App and web page records
--- START ---

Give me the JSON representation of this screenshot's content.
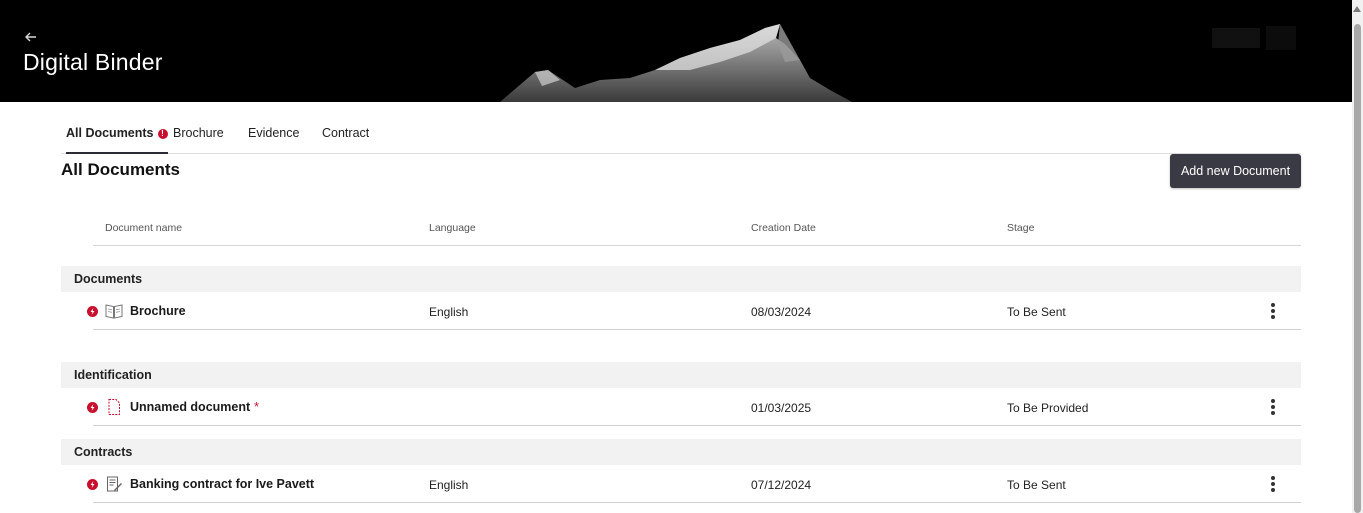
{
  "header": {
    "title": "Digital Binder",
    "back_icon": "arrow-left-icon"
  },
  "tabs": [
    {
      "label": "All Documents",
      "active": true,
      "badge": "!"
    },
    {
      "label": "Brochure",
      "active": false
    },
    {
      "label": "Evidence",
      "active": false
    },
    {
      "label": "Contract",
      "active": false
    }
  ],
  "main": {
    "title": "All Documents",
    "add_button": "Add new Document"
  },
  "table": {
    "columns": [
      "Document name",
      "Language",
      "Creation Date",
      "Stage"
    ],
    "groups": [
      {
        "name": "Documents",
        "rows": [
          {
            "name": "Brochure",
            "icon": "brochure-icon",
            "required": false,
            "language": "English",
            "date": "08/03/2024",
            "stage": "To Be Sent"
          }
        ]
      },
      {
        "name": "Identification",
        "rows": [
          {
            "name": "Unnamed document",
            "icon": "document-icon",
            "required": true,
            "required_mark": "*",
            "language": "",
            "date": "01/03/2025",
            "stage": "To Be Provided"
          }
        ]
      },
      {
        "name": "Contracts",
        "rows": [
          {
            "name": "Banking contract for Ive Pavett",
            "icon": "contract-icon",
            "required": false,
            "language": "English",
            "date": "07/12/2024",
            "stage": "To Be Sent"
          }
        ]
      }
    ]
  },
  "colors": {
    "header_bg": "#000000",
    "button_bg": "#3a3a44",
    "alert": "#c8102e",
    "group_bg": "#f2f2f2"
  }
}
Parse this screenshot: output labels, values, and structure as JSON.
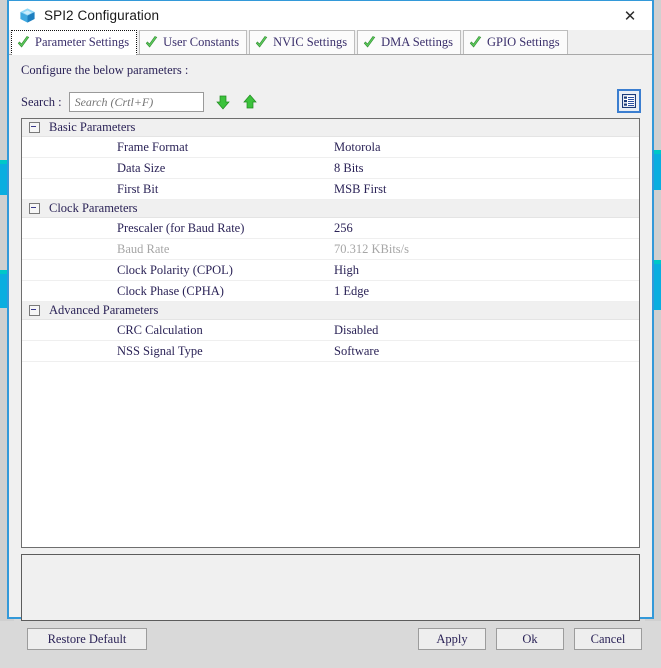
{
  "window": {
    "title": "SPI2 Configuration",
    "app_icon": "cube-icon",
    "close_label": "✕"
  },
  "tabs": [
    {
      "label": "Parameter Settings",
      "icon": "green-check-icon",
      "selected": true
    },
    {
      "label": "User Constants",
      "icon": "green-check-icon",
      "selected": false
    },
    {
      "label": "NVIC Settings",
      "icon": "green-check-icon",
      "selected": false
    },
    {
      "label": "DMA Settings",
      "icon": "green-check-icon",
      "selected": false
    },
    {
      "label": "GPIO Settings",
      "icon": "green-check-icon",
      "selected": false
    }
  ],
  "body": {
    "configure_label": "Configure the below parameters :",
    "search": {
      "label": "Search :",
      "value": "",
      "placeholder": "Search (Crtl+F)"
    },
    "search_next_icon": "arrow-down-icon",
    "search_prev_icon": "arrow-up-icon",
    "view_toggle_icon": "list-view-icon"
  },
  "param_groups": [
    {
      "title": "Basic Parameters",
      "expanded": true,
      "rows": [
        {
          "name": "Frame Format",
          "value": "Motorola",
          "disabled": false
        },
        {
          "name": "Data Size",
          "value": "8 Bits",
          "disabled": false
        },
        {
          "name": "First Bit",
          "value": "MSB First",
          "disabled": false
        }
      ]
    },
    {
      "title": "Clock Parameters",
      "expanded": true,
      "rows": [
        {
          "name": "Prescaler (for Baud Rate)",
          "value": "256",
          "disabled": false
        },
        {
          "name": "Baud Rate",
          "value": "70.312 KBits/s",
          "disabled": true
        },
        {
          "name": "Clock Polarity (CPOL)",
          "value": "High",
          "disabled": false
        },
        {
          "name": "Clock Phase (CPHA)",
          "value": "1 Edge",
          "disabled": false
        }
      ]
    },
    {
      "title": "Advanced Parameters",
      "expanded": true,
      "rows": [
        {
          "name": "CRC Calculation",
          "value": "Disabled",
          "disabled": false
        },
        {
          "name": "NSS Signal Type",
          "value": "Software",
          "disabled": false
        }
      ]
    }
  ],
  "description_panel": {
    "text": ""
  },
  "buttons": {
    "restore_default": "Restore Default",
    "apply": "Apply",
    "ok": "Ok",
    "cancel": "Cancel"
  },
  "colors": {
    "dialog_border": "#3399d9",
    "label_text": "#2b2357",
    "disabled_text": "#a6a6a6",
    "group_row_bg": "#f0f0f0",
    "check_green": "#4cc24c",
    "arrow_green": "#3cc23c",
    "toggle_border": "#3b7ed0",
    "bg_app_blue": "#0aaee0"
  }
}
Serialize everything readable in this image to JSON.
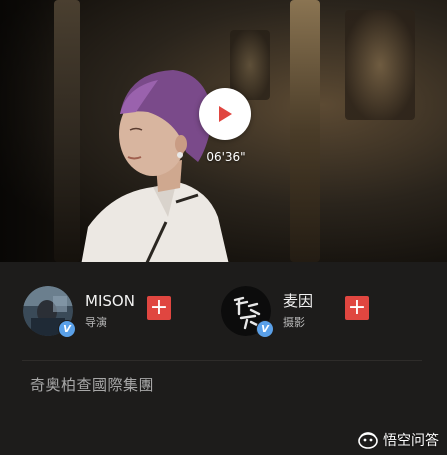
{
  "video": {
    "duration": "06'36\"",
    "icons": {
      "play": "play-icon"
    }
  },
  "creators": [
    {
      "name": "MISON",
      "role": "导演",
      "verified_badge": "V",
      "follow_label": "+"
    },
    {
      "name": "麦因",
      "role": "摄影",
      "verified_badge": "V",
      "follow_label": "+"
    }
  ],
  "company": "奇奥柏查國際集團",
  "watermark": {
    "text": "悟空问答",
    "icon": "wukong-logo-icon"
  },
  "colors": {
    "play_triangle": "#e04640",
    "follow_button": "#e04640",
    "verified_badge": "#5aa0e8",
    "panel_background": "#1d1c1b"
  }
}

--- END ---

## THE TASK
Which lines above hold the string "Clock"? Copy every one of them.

## YOUR RESPONSE
      "title": "Clock Parameters",
          "name": "Clock Polarity (CPOL)",
          "name": "Clock Phase (CPHA)",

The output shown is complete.